The Risks of Playing the Lottery

The lottery is a form of gambling where people have a chance to win huge sums of money. It is a popular activity, and it is often considered harmless because the money isn’t spent on drugs or other illegal activities. However, there are some risks associated with playing the lottery that should be taken into account. Those who are considering entering a lottery should always research the rules and regulations in their country before purchasing a ticket.

A lottery is a game where numbers are drawn randomly to determine the winner of a prize. It is usually run by a state or federal government. The prize money can be anything from a small amount to millions of dollars. Many people think the lottery is a great way to win a lot of money, but the truth is that winning is very unlikely. In order to maximize your chances of winning, you should try to buy a ticket with all the possible combinations. This can be expensive, but it is worth the risk if you want to increase your odds of winning.

Lottery is a common form of public finance used to raise money for various purposes, such as building schools, roads, and hospitals. It is also a method of raising revenue for sports events and charity. The history of the lottery is very long, dating back to the Old Testament and ancient Roman times. It was also widely used in colonial America, with George Washington sponsoring a lottery to raise funds for the construction of buildings at Harvard and Yale.

In the modern world, lotteries have gained widespread popularity and support, with more than half of states offering a state lottery. The main arguments in favor of the lottery are that it provides painless revenue for governments and that players voluntarily spend their own money on tickets.

Although the idea of making decisions and determining fates by casting lots has a very long history, it was not until the 15th century that public lotteries began to be held for material gain. The first recorded lotteries to offer tickets for sale with prize money were held in Bruges and other cities of the Low Countries. The prizes were typically cash, but some were food, clothing, and other necessities.

Most modern lotteries allow players to mark a box or section of the playslip to indicate that they are willing to accept the number combinations that the computer picks for them. There is also an option to let the computer select your number for you if you are in a rush or don’t want to think about it.

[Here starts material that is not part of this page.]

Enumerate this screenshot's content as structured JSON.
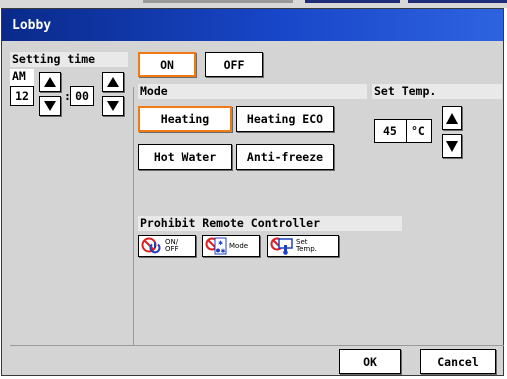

If you play the lottery regularly, you should familiarize yourself with the statistics of previous draws. You can find this information on the official lottery website. The statistical analysis can help you understand the probability of winning. You should also study the results of previous drawings to identify a pattern and make the best decision on how to play. For example, you should avoid choosing a combination that ends with the same digit as the last number in any past drawing.